IKEA, drawing from its Swedish heritage and respect of nature, believes it can be a good business while doing good business and aims to minimize impacts on the environment. IKEA evaluates locations regularly for conservation opportunities, integrates innovative materials into product design, works to maintain sustainable resources, and flat-packs goods for efficient distribution. U.S. sustainable efforts include: recycling waste material; incorporating key measures into buildings with energy-efficient HVAC and lighting systems, recycled construction materials, warehouse skylights, and water-conserving restrooms; and operationally, eliminating plastic bags from the check-out process, phasing-out the sale of incandescent light bulbs, facilitating recycling compact fluorescent bulbs, and by 2016 selling and using only L.E.D. bulbs. IKEA also installed electric vehicle charging stations at nine stores in the Western U.S.
Located on 27 acres along Route 24 near Central Street (Exit 19B), the 347,000-s.f. IKEA Stoughton opened in November 2005 and employs approximately 400 coworkers. In addition to 10,000 exclusively designed items, IKEA Stoughton presents 50 different room-settings, three model home interiors, a supervised children’s play area, and a 450-seat restaurant. Other family-friendly features include a ‘Children’s IKEA’ area in the Showroom, baby care rooms, play areas throughout the store, and preferred parking. IKEA Stoughton was awarded LEED certification by the U.S. Green Building Council and hosts a green roof atop the store adjacent to where the solar panels now are. IKEA also has applied to extend the warehouse of this store.
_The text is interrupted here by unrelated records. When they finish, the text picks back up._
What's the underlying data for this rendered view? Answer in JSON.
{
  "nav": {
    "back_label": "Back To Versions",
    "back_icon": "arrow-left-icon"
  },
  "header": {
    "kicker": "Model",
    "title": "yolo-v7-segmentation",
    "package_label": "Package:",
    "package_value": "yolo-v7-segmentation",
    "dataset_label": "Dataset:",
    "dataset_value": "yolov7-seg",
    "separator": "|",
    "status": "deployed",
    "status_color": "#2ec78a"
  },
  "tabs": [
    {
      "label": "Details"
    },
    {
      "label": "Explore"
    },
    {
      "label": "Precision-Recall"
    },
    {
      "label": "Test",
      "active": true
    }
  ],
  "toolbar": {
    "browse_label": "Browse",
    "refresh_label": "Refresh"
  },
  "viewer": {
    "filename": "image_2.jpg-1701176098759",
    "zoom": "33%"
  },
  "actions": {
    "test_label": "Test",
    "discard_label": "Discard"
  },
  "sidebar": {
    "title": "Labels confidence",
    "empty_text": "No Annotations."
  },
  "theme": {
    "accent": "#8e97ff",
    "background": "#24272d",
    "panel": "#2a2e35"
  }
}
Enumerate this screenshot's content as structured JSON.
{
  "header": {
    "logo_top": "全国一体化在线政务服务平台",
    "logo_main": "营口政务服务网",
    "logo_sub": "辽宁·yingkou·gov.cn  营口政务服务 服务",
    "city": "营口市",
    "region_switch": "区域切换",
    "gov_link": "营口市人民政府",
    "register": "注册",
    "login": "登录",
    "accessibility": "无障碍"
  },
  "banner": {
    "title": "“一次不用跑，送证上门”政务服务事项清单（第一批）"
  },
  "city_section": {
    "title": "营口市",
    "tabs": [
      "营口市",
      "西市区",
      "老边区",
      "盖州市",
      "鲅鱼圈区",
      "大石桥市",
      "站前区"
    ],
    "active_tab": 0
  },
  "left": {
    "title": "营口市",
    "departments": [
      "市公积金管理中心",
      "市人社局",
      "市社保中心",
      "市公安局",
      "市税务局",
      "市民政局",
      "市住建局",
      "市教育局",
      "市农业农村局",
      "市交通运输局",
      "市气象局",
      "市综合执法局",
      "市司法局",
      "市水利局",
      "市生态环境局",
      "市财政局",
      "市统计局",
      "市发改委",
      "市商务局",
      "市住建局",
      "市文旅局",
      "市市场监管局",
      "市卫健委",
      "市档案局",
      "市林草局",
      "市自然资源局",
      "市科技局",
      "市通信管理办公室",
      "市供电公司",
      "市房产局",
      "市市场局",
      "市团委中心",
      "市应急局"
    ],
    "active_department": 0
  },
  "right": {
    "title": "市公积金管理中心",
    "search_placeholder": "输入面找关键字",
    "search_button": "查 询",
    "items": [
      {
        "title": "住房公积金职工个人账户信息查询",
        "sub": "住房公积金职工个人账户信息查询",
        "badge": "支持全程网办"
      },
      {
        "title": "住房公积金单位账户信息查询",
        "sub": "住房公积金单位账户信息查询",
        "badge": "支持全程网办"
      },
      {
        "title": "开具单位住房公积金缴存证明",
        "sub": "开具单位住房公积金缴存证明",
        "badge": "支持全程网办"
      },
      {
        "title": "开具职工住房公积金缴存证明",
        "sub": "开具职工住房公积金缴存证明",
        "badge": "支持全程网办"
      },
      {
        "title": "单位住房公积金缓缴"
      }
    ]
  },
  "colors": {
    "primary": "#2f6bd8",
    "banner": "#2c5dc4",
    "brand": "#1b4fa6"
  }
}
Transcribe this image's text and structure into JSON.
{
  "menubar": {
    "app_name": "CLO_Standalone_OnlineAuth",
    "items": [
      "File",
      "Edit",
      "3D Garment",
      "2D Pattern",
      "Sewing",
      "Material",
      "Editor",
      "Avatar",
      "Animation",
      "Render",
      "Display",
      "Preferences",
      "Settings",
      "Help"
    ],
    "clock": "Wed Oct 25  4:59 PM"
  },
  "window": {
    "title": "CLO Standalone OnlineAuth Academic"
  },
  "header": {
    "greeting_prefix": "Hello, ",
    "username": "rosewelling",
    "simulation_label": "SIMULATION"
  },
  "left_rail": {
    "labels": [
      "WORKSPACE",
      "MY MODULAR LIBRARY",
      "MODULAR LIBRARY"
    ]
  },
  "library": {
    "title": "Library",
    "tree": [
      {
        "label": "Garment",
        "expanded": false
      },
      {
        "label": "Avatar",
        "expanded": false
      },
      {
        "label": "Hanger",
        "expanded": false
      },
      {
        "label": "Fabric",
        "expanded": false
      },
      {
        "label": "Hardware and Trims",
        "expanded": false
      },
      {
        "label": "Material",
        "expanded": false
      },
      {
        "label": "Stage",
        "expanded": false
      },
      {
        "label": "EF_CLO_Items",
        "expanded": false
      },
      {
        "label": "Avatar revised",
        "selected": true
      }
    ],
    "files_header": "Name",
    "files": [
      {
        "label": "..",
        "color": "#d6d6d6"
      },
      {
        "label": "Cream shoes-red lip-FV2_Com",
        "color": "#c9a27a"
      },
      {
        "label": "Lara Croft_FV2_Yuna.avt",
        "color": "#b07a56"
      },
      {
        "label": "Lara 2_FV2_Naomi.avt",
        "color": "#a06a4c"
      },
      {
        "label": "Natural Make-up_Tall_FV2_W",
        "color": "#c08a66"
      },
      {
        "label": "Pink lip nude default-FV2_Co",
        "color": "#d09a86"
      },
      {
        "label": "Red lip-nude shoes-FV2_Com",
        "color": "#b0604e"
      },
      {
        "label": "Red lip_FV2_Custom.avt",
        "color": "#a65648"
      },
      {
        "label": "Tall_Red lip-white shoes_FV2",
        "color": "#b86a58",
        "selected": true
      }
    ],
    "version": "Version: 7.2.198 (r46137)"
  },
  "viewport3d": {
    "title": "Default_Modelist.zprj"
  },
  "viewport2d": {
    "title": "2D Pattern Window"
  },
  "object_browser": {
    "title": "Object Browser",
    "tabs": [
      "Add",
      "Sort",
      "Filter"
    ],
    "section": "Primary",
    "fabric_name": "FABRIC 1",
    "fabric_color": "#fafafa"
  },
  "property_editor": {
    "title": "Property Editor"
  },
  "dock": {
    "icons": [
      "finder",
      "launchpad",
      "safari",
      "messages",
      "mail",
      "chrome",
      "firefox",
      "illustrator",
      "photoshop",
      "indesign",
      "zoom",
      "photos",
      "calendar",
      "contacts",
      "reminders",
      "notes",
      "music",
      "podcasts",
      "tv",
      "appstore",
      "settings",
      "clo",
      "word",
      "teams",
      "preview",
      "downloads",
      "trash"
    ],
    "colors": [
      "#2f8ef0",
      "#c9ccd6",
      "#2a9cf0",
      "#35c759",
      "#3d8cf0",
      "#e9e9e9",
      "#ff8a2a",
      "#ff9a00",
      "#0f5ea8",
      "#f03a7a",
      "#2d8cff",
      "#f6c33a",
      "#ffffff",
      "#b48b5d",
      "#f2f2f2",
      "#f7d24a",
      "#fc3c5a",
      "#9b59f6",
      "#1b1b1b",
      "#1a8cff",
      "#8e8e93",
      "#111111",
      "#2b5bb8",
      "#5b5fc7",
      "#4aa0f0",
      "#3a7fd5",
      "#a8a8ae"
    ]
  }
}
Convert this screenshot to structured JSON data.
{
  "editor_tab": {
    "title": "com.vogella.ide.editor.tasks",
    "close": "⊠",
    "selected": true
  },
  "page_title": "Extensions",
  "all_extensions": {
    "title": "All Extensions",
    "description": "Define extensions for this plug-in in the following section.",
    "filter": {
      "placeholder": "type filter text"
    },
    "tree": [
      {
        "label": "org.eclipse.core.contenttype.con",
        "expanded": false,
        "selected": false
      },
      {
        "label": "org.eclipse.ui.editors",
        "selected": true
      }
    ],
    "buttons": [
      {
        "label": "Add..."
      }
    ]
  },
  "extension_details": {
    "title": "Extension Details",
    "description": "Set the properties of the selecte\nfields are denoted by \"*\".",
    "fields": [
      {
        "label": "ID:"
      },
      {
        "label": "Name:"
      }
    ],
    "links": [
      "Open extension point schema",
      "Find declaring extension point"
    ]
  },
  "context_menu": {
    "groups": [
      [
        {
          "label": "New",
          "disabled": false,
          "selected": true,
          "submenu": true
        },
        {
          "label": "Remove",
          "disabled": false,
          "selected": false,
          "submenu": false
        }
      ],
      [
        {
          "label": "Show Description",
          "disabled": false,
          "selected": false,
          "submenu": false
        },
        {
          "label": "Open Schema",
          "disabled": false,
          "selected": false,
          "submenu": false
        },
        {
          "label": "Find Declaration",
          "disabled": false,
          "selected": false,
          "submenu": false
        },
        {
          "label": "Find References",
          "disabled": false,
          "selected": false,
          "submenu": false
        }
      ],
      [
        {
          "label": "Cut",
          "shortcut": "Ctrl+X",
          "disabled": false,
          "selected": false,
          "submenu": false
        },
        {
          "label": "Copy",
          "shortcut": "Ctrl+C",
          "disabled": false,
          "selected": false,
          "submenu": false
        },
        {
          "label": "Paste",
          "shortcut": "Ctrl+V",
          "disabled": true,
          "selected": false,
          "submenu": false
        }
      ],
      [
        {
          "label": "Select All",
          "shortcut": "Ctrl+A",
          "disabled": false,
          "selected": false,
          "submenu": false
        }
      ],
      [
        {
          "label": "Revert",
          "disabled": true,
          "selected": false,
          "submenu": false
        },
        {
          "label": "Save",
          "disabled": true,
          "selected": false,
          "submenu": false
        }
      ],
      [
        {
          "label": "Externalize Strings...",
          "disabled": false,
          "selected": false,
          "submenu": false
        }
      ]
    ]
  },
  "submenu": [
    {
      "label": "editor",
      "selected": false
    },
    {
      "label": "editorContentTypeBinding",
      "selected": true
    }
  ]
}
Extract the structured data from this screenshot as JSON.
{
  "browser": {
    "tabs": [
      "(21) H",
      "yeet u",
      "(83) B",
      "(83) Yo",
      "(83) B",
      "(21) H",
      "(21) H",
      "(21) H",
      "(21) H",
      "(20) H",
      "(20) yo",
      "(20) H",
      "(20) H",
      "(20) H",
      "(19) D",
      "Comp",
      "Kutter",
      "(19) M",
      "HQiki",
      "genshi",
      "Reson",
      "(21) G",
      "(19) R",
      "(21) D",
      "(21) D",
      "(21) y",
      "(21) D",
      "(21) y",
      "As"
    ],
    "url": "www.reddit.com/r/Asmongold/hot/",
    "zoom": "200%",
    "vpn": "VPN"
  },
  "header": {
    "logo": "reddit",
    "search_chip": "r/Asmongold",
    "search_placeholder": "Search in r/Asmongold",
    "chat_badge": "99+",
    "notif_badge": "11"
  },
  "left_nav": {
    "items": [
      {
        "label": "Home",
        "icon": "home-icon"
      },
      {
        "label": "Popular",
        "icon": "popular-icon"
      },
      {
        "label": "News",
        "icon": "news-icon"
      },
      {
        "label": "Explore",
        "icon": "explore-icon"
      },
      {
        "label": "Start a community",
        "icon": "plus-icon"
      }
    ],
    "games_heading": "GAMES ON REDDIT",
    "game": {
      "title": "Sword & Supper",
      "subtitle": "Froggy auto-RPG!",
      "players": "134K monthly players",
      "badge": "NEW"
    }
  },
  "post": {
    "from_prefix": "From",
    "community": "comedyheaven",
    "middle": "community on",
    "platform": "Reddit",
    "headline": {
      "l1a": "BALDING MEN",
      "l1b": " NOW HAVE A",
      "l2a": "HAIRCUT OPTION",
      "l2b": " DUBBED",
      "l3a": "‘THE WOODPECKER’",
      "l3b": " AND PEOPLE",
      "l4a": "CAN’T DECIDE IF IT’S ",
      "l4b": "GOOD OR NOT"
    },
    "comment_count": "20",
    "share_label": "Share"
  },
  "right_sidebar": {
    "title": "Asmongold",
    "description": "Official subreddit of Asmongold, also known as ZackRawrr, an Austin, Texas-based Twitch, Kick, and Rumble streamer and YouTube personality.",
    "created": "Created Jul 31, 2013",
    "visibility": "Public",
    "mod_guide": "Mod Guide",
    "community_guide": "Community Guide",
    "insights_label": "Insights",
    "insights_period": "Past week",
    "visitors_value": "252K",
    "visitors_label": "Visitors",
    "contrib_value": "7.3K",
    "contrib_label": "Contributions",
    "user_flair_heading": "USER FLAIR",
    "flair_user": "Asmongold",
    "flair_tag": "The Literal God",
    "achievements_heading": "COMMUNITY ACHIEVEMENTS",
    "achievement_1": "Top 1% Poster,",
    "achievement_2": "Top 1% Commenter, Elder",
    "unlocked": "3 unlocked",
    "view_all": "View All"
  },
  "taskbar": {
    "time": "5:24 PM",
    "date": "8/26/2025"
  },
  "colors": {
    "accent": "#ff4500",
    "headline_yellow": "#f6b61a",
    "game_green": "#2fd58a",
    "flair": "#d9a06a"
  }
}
Since its 1943 founding in Sweden, IKEA has offered home furnishings of good design and function, at low prices so the majority of people can afford them. There are currently more than 340 IKEA stores in 41 countries, including 38 in the U.S. IKEA incorporates sustainability into day-to-day business and supports initiatives that benefit children and the environment. For more information, see IKEA-USA.com.